According to the daily Zaman, this was not the first time Sarkozy had angered Turkish officials by chewing gum. He reportedly had gum in his mouth when he greeted President Gül in Paris in 2009.
'Yes to integration, no to assimilation'
On a visit to Germany, where he is to join German Chancellor Angela Merkel today (28 February) for the inauguration of the CeBit information technology fair in Hanover, Prime Minister Recep Tayyip Erdoğan accused Merkel of opposing his country's EU membership aspirations in order to score political points with German voters.
Erdoğan told the daily Rheinische Post that he believed EU accession talks were "being delayed for purely political reasons".
Speaking on Sunday to a crowd of 10,000 mainly Turkish residents living in Germany, Erdoğan appeared to hit back at Merkel's recent criticism of what she saw as a failure by the Turkish community to integrate into German society.
Last October, Merkel said that Germany's attempt to create a multicultural society had "utterly failed". She said allowing people of different cultural backgrounds to live side-by-side without integrating had not worked in a country that is home to some four million Muslims. Most of them are Turks who immigrated in the sixties and seventies as "guest workers".
"I say yes to integration. We must integrate into society," Erdoğan is quoted by Deutsche Welle as saying, before adding: "No-one should be able to rip us away from our culture. Our children must learn German but, first, they must learn Turkish."
But German Foreign Minister Guido Westerwelle contradicted Erdoğan, DPA reported.
“Children growing up in Germany must learn German first and foremost,” Westerwelle said. Otherwise he said they would be disadvantaged at school and have worse chances later in life.

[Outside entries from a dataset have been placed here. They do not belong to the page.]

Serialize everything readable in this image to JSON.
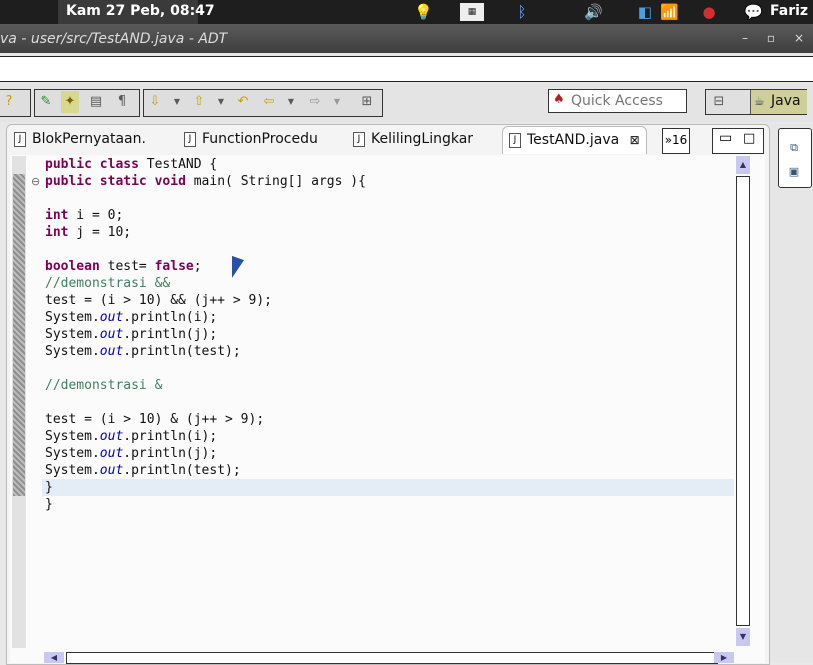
{
  "top_panel": {
    "clock": "Kam 27 Peb, 08:47",
    "username": "Fariz",
    "icons": [
      "bulb-icon",
      "keyboard-indicator-icon",
      "bluetooth-icon",
      "volume-icon",
      "network-icon",
      "wifi-icon",
      "update-icon",
      "chat-icon"
    ]
  },
  "window": {
    "title": "va - user/src/TestAND.java - ADT",
    "minimize": "–",
    "maximize": "▫",
    "close": "×"
  },
  "toolbar": {
    "quick_access_placeholder": "Quick Access",
    "perspective_label": "Java"
  },
  "editor": {
    "tabs": [
      {
        "label": "BlokPernyataan."
      },
      {
        "label": "FunctionProcedu"
      },
      {
        "label": "KelilingLingkar"
      },
      {
        "label": "TestAND.java",
        "active": true
      }
    ],
    "overflow_count": "»16",
    "code_lines": [
      "public class TestAND {",
      "public static void main( String[] args ){",
      "",
      "int i = 0;",
      "int j = 10;",
      "",
      "boolean test= false;",
      "//demonstrasi &&",
      "test = (i > 10) && (j++ > 9);",
      "System.out.println(i);",
      "System.out.println(j);",
      "System.out.println(test);",
      "",
      "//demonstrasi &",
      "",
      "test = (i > 10) & (j++ > 9);",
      "System.out.println(i);",
      "System.out.println(j);",
      "System.out.println(test);",
      "}",
      "}"
    ]
  },
  "colors": {
    "keyword": "#7f0055",
    "comment": "#3f7f5f",
    "field": "#0000c0",
    "current_line": "#e4ecf6"
  }
}
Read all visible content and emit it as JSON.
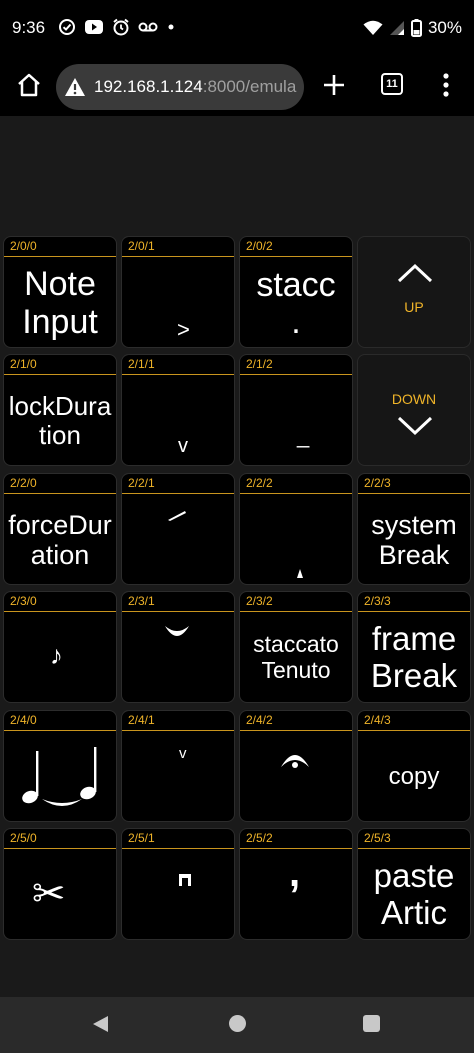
{
  "status_bar": {
    "time": "9:36",
    "battery": "30%",
    "icons": [
      "check-circle-icon",
      "youtube-icon",
      "alarm-icon",
      "voicemail-icon",
      "dot-icon",
      "wifi-icon",
      "signal-icon",
      "battery-icon"
    ]
  },
  "browser": {
    "url_host": "192.168.1.124",
    "url_rest": ":8000/emula",
    "tab_count": "11",
    "icons": [
      "home-icon",
      "warning-icon",
      "plus-icon",
      "tabs-icon",
      "menu-icon"
    ]
  },
  "grid": {
    "row0": {
      "c0": {
        "id": "2/0/0",
        "label": "Note Input"
      },
      "c1": {
        "id": "2/0/1",
        "glyph": ">"
      },
      "c2": {
        "id": "2/0/2",
        "label": "stacc",
        "glyph": "."
      },
      "up": {
        "label": "UP"
      }
    },
    "row1": {
      "c0": {
        "id": "2/1/0",
        "label": "lockDuration"
      },
      "c1": {
        "id": "2/1/1",
        "glyph": "v"
      },
      "c2": {
        "id": "2/1/2",
        "glyph": "_"
      },
      "down": {
        "label": "DOWN"
      }
    },
    "row2": {
      "c0": {
        "id": "2/2/0",
        "label": "forceDuration"
      },
      "c1": {
        "id": "2/2/1"
      },
      "c2": {
        "id": "2/2/2"
      },
      "c3": {
        "id": "2/2/3",
        "label": "system Break"
      }
    },
    "row3": {
      "c0": {
        "id": "2/3/0",
        "glyph": "♪"
      },
      "c1": {
        "id": "2/3/1"
      },
      "c2": {
        "id": "2/3/2",
        "label": "staccato Tenuto"
      },
      "c3": {
        "id": "2/3/3",
        "label": "frame Break"
      }
    },
    "row4": {
      "c0": {
        "id": "2/4/0"
      },
      "c1": {
        "id": "2/4/1",
        "glyph": "v"
      },
      "c2": {
        "id": "2/4/2"
      },
      "c3": {
        "id": "2/4/3",
        "label": "copy"
      }
    },
    "row5": {
      "c0": {
        "id": "2/5/0",
        "glyph": "✂"
      },
      "c1": {
        "id": "2/5/1"
      },
      "c2": {
        "id": "2/5/2",
        "glyph": ","
      },
      "c3": {
        "id": "2/5/3",
        "label": "paste Artic"
      }
    }
  },
  "colors": {
    "accent": "#f0b429",
    "cell_bg": "#000000",
    "page_bg": "#1a1a1a"
  }
}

“'The German language is the key to integration for those growing up in Germany,” the foreign minister stressed.